● **ACTIVITY**
Write out each line of the material below exactly as given.

● **STUDY MATERIAL**
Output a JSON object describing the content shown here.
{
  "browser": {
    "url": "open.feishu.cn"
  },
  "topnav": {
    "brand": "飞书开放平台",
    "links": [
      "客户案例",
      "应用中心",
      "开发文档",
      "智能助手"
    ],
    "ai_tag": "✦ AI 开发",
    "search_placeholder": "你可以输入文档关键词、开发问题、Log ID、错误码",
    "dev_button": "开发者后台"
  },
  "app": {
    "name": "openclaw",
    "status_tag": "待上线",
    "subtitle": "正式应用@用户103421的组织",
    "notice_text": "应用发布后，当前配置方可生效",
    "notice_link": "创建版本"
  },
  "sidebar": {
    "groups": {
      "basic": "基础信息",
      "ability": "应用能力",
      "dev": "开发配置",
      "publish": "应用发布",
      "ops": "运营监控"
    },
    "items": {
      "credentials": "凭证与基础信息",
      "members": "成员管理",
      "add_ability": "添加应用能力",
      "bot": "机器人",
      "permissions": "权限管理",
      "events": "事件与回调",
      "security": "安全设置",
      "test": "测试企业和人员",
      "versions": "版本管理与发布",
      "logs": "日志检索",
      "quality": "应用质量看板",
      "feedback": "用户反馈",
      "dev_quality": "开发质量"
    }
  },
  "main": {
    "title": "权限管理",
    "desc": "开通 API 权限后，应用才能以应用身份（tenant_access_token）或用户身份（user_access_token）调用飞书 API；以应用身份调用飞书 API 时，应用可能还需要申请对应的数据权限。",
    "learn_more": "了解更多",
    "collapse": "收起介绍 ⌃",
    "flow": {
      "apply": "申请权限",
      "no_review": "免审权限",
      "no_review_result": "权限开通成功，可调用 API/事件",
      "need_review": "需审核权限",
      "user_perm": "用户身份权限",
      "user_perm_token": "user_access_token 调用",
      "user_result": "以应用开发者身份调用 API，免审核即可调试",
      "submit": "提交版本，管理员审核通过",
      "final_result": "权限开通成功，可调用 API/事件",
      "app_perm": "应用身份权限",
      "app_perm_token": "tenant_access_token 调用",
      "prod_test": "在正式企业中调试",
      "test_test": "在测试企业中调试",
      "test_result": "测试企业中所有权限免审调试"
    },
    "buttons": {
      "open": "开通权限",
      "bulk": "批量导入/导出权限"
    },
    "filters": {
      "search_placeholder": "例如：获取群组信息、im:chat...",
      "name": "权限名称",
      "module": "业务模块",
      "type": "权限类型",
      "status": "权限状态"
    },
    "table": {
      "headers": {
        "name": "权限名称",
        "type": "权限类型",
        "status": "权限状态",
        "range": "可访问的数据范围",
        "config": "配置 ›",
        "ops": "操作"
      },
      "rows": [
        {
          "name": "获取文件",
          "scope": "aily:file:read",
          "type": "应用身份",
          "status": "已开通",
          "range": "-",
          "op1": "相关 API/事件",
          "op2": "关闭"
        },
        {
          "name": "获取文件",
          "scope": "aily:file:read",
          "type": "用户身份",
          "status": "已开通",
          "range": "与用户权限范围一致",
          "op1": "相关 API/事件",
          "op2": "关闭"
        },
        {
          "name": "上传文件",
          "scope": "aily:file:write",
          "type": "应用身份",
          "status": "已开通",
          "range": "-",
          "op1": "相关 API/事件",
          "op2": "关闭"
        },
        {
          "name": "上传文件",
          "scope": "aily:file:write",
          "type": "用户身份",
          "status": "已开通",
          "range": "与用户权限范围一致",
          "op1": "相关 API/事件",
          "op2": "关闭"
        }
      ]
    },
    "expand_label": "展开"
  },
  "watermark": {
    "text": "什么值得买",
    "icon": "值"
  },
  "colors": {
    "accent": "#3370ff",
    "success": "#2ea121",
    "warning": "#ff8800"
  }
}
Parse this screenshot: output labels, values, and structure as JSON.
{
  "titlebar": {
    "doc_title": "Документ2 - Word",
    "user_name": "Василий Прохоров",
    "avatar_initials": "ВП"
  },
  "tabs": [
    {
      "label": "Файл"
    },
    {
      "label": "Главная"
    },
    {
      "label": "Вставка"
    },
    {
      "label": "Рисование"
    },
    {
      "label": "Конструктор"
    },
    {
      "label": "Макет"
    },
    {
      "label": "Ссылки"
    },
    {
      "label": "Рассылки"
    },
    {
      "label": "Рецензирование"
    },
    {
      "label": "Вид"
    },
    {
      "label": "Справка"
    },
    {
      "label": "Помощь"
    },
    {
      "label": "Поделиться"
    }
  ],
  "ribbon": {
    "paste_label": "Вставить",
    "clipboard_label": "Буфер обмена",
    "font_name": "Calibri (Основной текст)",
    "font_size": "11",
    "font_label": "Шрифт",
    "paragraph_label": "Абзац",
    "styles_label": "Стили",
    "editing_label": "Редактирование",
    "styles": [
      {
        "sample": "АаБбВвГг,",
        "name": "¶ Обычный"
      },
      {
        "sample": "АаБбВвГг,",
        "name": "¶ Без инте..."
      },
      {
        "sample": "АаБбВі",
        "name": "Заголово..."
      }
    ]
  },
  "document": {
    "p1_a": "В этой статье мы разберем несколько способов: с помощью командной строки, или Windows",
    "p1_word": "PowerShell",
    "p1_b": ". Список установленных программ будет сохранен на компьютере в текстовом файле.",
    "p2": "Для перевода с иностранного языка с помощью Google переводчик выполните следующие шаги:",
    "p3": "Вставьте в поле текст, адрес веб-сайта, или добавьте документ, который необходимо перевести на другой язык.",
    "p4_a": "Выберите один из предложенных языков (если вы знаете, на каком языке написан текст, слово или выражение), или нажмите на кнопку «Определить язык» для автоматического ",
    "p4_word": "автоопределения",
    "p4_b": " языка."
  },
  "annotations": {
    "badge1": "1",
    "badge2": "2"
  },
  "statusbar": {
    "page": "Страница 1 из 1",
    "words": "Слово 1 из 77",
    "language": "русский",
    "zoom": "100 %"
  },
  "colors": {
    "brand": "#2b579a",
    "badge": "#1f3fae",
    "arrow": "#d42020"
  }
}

● **ANSWER FOR THE TASK**
Output a JSON object describing the content shown here.
{
  "browser": {
    "url": "open.feishu.cn"
  },
  "topnav": {
    "brand": "飞书开放平台",
    "links": [
      "客户案例",
      "应用中心",
      "开发文档",
      "智能助手"
    ],
    "ai_tag": "✦ AI 开发",
    "search_placeholder": "你可以输入文档关键词、开发问题、Log ID、错误码",
    "dev_button": "开发者后台"
  },
  "app": {
    "name": "openclaw",
    "status_tag": "待上线",
    "subtitle": "正式应用@用户103421的组织",
    "notice_text": "应用发布后，当前配置方可生效",
    "notice_link": "创建版本"
  },
  "sidebar": {
    "groups": {
      "basic": "基础信息",
      "ability": "应用能力",
      "dev": "开发配置",
      "publish": "应用发布",
      "ops": "运营监控"
    },
    "items": {
      "credentials": "凭证与基础信息",
      "members": "成员管理",
      "add_ability": "添加应用能力",
      "bot": "机器人",
      "permissions": "权限管理",
      "events": "事件与回调",
      "security": "安全设置",
      "test": "测试企业和人员",
      "versions": "版本管理与发布",
      "logs": "日志检索",
      "quality": "应用质量看板",
      "feedback": "用户反馈",
      "dev_quality": "开发质量"
    }
  },
  "main": {
    "title": "权限管理",
    "desc": "开通 API 权限后，应用才能以应用身份（tenant_access_token）或用户身份（user_access_token）调用飞书 API；以应用身份调用飞书 API 时，应用可能还需要申请对应的数据权限。",
    "learn_more": "了解更多",
    "collapse": "收起介绍 ⌃",
    "flow": {
      "apply": "申请权限",
      "no_review": "免审权限",
      "no_review_result": "权限开通成功，可调用 API/事件",
      "need_review": "需审核权限",
      "user_perm": "用户身份权限",
      "user_perm_token": "user_access_token 调用",
      "user_result": "以应用开发者身份调用 API，免审核即可调试",
      "submit": "提交版本，管理员审核通过",
      "final_result": "权限开通成功，可调用 API/事件",
      "app_perm": "应用身份权限",
      "app_perm_token": "tenant_access_token 调用",
      "prod_test": "在正式企业中调试",
      "test_test": "在测试企业中调试",
      "test_result": "测试企业中所有权限免审调试"
    },
    "buttons": {
      "open": "开通权限",
      "bulk": "批量导入/导出权限"
    },
    "filters": {
      "search_placeholder": "例如：获取群组信息、im:chat...",
      "name": "权限名称",
      "module": "业务模块",
      "type": "权限类型",
      "status": "权限状态"
    },
    "table": {
      "headers": {
        "name": "权限名称",
        "type": "权限类型",
        "status": "权限状态",
        "range": "可访问的数据范围",
        "config": "配置 ›",
        "ops": "操作"
      },
      "rows": [
        {
          "name": "获取文件",
          "scope": "aily:file:read",
          "type": "应用身份",
          "status": "已开通",
          "range": "-",
          "op1": "相关 API/事件",
          "op2": "关闭"
        },
        {
          "name": "获取文件",
          "scope": "aily:file:read",
          "type": "用户身份",
          "status": "已开通",
          "range": "与用户权限范围一致",
          "op1": "相关 API/事件",
          "op2": "关闭"
        },
        {
          "name": "上传文件",
          "scope": "aily:file:write",
          "type": "应用身份",
          "status": "已开通",
          "range": "-",
          "op1": "相关 API/事件",
          "op2": "关闭"
        },
        {
          "name": "上传文件",
          "scope": "aily:file:write",
          "type": "用户身份",
          "status": "已开通",
          "range": "与用户权限范围一致",
          "op1": "相关 API/事件",
          "op2": "关闭"
        }
      ]
    },
    "expand_label": "展开"
  },
  "watermark": {
    "text": "什么值得买",
    "icon": "值"
  },
  "colors": {
    "accent": "#3370ff",
    "success": "#2ea121",
    "warning": "#ff8800"
  }
}
Parse this screenshot: output labels, values, and structure as JSON.
{
  "titlebar": {
    "doc_title": "Документ2 - Word",
    "user_name": "Василий Прохоров",
    "avatar_initials": "ВП"
  },
  "tabs": [
    {
      "label": "Файл"
    },
    {
      "label": "Главная"
    },
    {
      "label": "Вставка"
    },
    {
      "label": "Рисование"
    },
    {
      "label": "Конструктор"
    },
    {
      "label": "Макет"
    },
    {
      "label": "Ссылки"
    },
    {
      "label": "Рассылки"
    },
    {
      "label": "Рецензирование"
    },
    {
      "label": "Вид"
    },
    {
      "label": "Справка"
    },
    {
      "label": "Помощь"
    },
    {
      "label": "Поделиться"
    }
  ],
  "ribbon": {
    "paste_label": "Вставить",
    "clipboard_label": "Буфер обмена",
    "font_name": "Calibri (Основной текст)",
    "font_size": "11",
    "font_label": "Шрифт",
    "paragraph_label": "Абзац",
    "styles_label": "Стили",
    "editing_label": "Редактирование",
    "styles": [
      {
        "sample": "АаБбВвГг,",
        "name": "¶ Обычный"
      },
      {
        "sample": "АаБбВвГг,",
        "name": "¶ Без инте..."
      },
      {
        "sample": "АаБбВі",
        "name": "Заголово..."
      }
    ]
  },
  "document": {
    "p1_a": "В этой статье мы разберем несколько способов: с помощью командной строки, или Windows",
    "p1_word": "PowerShell",
    "p1_b": ". Список установленных программ будет сохранен на компьютере в текстовом файле.",
    "p2": "Для перевода с иностранного языка с помощью Google переводчик выполните следующие шаги:",
    "p3": "Вставьте в поле текст, адрес веб-сайта, или добавьте документ, который необходимо перевести на другой язык.",
    "p4_a": "Выберите один из предложенных языков (если вы знаете, на каком языке написан текст, слово или выражение), или нажмите на кнопку «Определить язык» для автоматического ",
    "p4_word": "автоопределения",
    "p4_b": " языка."
  },
  "annotations": {
    "badge1": "1",
    "badge2": "2"
  },
  "statusbar": {
    "page": "Страница 1 из 1",
    "words": "Слово 1 из 77",
    "language": "русский",
    "zoom": "100 %"
  },
  "colors": {
    "brand": "#2b579a",
    "badge": "#1f3fae",
    "arrow": "#d42020"
  }
}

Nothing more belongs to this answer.